### TASK
Could you repeat the records shown below exactly as written?

====

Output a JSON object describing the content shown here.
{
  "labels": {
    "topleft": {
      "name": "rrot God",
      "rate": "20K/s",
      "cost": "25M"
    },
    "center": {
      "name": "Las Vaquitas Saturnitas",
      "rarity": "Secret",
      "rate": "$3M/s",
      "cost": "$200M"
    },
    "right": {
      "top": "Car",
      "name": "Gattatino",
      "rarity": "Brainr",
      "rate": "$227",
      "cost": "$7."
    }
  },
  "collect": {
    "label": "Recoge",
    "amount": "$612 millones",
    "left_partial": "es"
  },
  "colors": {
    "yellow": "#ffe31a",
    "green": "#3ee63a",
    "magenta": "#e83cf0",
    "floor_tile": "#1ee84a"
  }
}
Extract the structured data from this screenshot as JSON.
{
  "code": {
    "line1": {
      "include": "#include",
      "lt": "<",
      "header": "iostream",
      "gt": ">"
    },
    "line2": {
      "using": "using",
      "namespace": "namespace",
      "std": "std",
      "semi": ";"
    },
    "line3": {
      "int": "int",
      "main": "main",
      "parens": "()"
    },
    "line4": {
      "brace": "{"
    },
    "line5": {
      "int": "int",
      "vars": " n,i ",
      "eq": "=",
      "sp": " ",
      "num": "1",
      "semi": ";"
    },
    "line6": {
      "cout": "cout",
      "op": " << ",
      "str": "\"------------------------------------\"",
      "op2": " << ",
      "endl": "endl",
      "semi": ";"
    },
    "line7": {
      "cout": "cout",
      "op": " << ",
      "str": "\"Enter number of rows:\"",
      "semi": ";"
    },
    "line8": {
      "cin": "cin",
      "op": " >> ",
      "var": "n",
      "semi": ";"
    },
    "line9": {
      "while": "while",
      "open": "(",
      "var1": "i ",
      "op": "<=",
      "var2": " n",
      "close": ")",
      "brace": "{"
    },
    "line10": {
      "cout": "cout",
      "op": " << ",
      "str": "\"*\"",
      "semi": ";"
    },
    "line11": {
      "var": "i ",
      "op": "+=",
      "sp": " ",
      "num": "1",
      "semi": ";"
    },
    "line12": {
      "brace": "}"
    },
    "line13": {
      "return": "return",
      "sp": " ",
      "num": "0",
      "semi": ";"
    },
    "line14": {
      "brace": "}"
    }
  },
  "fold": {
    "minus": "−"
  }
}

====

### COMPLETED EXERCISE
Output a JSON object describing the content shown here.
{
  "labels": {
    "topleft": {
      "name": "rrot God",
      "rate": "20K/s",
      "cost": "25M"
    },
    "center": {
      "name": "Las Vaquitas Saturnitas",
      "rarity": "Secret",
      "rate": "$3M/s",
      "cost": "$200M"
    },
    "right": {
      "top": "Car",
      "name": "Gattatino",
      "rarity": "Brainr",
      "rate": "$227",
      "cost": "$7."
    }
  },
  "collect": {
    "label": "Recoge",
    "amount": "$612 millones",
    "left_partial": "es"
  },
  "colors": {
    "yellow": "#ffe31a",
    "green": "#3ee63a",
    "magenta": "#e83cf0",
    "floor_tile": "#1ee84a"
  }
}
Extract the structured data from this screenshot as JSON.
{
  "code": {
    "line1": {
      "include": "#include",
      "lt": "<",
      "header": "iostream",
      "gt": ">"
    },
    "line2": {
      "using": "using",
      "namespace": "namespace",
      "std": "std",
      "semi": ";"
    },
    "line3": {
      "int": "int",
      "main": "main",
      "parens": "()"
    },
    "line4": {
      "brace": "{"
    },
    "line5": {
      "int": "int",
      "vars": " n,i ",
      "eq": "=",
      "sp": " ",
      "num": "1",
      "semi": ";"
    },
    "line6": {
      "cout": "cout",
      "op": " << ",
      "str": "\"------------------------------------\"",
      "op2": " << ",
      "endl": "endl",
      "semi": ";"
    },
    "line7": {
      "cout": "cout",
      "op": " << ",
      "str": "\"Enter number of rows:\"",
      "semi": ";"
    },
    "line8": {
      "cin": "cin",
      "op": " >> ",
      "var": "n",
      "semi": ";"
    },
    "line9": {
      "while": "while",
      "open": "(",
      "var1": "i ",
      "op": "<=",
      "var2": " n",
      "close": ")",
      "brace": "{"
    },
    "line10": {
      "cout": "cout",
      "op": " << ",
      "str": "\"*\"",
      "semi": ";"
    },
    "line11": {
      "var": "i ",
      "op": "+=",
      "sp": " ",
      "num": "1",
      "semi": ";"
    },
    "line12": {
      "brace": "}"
    },
    "line13": {
      "return": "return",
      "sp": " ",
      "num": "0",
      "semi": ";"
    },
    "line14": {
      "brace": "}"
    }
  },
  "fold": {
    "minus": "−"
  }
}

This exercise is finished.